Report Reveals Large Unmet Funding Need for Food/Ag Efforts

First Nations Development Institute (First Nations), through its Native Agriculture and Food Systems Initiative (NAFSI), has become the largest funder in Indian Country of tribal agriculture and food-system projects that are specifically geared toward establishing or reclaiming control of Native food systems. A new report released this month, titled “Grantmaking in Indian Country: Trends from the Native Agriculture and Food Systems Initiative,” highlights several emerging trends in such projects in American Indian, Alaska Native and Native Hawaiian communities.

Although Native food-system efforts are crucial to improving the physical health and economic well-being of Native communities, the report reveals a large gap between dollars needed for essential food projects and the actual funding available for them. This conclusion is based on First Nations’ analysis of the number and amount of grant requests it has received from tribes and reservation-based Native organizations for food-system projects over the past four years. In the report, First Nations notes it was only able to fund 7.18% ($1.73 million) of the $24.1 million requested in a total of 614 grant applications received between 2011 and 2014, leaving an unmet need of more than $22.3 million.

This gap is expected to widen as more tribes and community organizations seek to reclaim Native food systems. However, First Nations intends to continue looking for ways to significantly improve the pool of funding that is available to assist these new food and agriculture-related projects.

More information is available in the complete “Grantmaking in Indian Country” report.
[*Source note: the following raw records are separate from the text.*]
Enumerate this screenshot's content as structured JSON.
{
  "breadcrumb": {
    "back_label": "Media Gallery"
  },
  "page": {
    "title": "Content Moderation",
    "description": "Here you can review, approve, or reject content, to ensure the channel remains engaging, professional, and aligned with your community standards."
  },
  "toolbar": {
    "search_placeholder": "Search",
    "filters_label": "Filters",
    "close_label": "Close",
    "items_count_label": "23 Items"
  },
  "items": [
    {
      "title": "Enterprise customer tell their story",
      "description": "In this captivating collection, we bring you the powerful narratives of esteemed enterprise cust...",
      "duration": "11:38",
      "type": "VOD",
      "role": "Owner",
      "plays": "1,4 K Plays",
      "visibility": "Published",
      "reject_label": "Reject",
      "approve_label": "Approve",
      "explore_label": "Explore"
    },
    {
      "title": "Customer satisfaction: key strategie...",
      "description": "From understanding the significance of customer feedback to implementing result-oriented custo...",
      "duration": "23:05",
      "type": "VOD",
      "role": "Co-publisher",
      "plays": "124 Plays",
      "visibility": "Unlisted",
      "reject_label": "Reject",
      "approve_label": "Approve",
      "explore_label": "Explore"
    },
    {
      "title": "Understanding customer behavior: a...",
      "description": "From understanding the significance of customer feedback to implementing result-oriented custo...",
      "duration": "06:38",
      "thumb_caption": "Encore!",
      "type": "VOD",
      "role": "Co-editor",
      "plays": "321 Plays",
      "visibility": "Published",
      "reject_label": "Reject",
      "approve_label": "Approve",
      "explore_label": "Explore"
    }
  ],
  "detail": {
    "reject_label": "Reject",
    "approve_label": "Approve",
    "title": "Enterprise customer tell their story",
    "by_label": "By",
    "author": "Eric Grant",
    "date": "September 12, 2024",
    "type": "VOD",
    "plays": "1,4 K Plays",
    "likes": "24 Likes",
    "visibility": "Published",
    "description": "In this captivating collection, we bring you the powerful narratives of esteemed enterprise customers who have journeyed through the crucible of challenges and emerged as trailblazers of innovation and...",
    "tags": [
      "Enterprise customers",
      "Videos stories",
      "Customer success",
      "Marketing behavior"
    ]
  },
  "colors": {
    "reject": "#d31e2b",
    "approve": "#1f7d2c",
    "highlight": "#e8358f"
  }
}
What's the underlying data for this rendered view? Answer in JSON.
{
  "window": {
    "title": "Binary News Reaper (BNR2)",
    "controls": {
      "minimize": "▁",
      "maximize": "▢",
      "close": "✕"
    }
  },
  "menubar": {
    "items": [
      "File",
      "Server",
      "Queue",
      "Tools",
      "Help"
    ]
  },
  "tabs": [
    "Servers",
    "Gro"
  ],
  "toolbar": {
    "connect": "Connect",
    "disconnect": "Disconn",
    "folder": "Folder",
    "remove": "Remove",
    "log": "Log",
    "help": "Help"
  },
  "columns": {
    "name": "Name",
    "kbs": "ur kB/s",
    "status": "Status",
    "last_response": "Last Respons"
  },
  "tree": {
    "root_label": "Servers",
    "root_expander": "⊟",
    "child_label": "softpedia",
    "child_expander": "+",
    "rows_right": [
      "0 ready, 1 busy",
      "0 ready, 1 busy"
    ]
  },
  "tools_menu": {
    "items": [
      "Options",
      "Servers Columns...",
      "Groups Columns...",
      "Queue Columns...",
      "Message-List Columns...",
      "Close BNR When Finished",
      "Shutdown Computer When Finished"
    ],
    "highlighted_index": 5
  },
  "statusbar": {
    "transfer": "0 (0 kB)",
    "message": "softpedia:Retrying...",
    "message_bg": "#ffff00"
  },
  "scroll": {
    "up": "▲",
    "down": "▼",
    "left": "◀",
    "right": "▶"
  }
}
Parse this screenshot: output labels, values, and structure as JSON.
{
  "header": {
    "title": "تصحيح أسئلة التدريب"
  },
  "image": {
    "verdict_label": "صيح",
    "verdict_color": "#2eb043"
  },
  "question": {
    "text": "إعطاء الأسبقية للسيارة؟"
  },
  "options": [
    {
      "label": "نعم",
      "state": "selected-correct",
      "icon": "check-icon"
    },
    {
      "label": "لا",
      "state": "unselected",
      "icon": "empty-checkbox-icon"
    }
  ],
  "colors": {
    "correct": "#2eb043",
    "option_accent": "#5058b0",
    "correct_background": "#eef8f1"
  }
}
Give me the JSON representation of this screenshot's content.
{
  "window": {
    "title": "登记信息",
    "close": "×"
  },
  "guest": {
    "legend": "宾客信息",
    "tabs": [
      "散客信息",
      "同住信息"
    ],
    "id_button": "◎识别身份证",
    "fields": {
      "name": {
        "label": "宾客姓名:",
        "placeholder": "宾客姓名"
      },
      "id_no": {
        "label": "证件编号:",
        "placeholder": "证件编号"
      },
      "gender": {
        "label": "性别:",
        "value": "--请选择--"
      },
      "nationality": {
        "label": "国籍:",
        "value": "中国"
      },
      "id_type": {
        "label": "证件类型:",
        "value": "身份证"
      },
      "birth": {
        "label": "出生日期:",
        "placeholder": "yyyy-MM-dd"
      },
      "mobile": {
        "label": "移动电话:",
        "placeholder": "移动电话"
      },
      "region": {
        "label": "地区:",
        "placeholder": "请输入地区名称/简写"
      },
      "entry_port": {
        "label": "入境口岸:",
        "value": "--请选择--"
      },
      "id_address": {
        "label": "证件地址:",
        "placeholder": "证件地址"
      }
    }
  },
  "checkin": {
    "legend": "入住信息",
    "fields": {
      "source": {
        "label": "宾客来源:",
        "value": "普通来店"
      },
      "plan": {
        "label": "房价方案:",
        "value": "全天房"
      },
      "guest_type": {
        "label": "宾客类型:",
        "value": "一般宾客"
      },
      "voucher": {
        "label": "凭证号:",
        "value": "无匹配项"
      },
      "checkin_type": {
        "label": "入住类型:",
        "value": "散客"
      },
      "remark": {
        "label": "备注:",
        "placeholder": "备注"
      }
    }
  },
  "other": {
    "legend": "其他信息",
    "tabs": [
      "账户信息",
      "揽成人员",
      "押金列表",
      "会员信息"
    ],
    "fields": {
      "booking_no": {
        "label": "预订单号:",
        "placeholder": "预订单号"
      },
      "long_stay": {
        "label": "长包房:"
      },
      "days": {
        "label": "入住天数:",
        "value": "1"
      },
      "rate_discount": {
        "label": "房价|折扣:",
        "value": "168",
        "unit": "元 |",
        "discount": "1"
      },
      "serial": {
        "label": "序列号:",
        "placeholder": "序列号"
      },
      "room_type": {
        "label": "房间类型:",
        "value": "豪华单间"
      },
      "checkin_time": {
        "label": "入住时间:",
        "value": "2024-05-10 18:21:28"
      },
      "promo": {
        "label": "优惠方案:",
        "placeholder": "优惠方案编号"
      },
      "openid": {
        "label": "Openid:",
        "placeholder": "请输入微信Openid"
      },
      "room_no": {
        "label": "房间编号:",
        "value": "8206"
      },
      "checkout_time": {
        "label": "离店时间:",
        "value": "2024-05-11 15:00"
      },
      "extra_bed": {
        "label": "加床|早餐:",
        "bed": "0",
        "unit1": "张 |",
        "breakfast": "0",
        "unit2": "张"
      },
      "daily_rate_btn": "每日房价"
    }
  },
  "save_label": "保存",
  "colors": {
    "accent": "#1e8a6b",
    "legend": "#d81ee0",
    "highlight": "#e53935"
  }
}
It is available for free in the Knowledge Center of First Nations’ website. Go to this link to access a copy: (You may have to set up a free user account to download the report.)